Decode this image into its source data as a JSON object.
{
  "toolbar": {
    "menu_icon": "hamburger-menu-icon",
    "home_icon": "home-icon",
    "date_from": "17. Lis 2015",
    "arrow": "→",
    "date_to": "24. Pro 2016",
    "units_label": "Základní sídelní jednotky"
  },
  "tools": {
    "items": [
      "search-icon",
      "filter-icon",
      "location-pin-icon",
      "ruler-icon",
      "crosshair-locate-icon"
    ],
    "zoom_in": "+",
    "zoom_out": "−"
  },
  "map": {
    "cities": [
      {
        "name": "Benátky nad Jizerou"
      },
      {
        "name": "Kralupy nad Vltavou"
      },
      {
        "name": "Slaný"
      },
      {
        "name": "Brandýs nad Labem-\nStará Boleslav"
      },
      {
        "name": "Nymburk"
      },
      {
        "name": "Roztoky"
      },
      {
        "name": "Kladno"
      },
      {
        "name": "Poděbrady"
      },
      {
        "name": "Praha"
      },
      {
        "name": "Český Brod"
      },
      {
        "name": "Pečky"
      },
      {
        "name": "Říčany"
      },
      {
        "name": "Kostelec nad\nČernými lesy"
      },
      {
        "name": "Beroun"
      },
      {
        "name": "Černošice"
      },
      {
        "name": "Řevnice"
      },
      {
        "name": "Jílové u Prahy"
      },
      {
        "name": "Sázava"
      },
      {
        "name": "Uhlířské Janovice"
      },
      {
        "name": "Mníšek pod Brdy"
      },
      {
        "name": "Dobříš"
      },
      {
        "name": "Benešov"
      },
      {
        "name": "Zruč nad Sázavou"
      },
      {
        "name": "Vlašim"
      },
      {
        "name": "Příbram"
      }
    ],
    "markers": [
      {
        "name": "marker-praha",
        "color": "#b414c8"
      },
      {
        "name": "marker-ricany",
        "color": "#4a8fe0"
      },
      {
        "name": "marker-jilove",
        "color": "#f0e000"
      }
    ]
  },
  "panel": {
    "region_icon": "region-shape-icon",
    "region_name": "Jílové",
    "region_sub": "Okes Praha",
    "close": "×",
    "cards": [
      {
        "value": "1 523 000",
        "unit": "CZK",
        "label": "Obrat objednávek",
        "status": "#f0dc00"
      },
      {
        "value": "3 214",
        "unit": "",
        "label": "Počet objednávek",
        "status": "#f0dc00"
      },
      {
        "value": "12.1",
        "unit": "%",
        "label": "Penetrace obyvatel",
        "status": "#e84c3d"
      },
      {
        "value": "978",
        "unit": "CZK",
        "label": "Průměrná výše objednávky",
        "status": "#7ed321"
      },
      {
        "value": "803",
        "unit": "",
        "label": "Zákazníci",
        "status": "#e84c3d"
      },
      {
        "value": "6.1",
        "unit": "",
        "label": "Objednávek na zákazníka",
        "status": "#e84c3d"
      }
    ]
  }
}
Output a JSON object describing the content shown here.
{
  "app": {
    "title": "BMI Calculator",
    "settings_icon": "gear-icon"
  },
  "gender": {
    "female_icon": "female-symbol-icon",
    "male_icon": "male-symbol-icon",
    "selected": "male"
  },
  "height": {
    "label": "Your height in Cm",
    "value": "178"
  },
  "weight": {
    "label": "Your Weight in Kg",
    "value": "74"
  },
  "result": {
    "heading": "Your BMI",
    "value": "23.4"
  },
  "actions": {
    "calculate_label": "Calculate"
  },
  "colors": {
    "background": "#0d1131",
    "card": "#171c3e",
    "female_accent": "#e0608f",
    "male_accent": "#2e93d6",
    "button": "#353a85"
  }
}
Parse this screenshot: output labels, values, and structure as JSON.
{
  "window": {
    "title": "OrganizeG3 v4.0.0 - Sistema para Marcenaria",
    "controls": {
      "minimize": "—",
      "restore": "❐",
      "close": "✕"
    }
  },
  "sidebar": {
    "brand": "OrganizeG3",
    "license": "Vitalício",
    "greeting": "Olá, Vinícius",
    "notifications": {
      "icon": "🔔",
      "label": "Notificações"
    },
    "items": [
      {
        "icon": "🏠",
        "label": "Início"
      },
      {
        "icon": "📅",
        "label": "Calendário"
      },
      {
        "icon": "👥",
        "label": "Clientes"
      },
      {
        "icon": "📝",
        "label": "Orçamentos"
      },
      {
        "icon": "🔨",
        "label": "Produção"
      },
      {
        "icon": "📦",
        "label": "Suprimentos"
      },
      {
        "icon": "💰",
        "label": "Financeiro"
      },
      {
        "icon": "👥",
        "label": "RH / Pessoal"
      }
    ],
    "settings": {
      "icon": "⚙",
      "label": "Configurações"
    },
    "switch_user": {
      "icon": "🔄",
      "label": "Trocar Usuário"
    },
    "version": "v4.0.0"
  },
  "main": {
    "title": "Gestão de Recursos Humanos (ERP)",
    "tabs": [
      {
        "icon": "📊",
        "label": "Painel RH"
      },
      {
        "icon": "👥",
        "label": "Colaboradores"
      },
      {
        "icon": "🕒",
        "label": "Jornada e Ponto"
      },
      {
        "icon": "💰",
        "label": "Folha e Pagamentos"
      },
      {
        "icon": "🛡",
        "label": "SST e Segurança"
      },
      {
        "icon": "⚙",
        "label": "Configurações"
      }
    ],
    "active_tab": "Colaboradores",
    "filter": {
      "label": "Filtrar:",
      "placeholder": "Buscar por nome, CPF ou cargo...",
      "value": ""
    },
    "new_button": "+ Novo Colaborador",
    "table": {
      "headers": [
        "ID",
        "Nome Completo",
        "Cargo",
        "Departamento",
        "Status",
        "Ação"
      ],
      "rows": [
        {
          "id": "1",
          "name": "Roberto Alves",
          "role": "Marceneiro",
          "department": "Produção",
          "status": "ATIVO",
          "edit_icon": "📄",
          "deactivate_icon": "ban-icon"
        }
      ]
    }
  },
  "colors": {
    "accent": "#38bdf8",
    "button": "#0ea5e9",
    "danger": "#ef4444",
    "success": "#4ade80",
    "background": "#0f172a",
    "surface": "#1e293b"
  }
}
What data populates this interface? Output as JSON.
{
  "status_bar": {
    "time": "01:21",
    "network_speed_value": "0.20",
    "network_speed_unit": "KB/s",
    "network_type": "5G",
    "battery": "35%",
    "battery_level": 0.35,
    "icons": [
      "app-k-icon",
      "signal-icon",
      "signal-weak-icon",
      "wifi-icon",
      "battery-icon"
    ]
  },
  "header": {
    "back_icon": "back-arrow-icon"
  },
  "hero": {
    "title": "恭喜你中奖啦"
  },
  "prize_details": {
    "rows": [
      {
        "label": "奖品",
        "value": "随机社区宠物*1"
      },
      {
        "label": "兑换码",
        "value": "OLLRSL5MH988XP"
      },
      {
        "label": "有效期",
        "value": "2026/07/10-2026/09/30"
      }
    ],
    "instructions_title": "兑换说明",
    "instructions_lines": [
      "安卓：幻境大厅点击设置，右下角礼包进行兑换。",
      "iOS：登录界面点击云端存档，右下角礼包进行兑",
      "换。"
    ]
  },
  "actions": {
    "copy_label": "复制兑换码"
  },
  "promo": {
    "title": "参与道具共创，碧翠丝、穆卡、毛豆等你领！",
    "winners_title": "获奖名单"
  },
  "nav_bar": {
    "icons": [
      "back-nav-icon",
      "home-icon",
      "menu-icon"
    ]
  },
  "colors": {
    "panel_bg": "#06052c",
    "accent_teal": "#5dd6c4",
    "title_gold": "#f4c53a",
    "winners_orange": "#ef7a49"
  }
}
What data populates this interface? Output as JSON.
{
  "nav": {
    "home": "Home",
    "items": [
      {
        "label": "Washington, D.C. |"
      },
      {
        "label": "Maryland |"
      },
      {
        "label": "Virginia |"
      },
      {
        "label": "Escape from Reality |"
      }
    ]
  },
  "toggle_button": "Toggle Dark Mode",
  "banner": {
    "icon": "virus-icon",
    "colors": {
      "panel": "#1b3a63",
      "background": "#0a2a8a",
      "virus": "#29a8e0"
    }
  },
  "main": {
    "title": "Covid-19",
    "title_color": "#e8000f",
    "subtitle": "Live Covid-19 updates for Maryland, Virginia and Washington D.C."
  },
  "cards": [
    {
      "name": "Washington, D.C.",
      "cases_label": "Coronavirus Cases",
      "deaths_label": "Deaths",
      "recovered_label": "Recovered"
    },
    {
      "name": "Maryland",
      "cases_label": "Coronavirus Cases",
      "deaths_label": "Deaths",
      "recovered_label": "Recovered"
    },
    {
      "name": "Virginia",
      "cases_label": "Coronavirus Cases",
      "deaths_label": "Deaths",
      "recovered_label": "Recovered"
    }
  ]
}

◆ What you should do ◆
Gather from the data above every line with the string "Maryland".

◆ Result of this exercise ◆
        "label": "Maryland |"
    "subtitle": "Live Covid-19 updates for Maryland, Virginia and Washington D.C."
      "name": "Maryland",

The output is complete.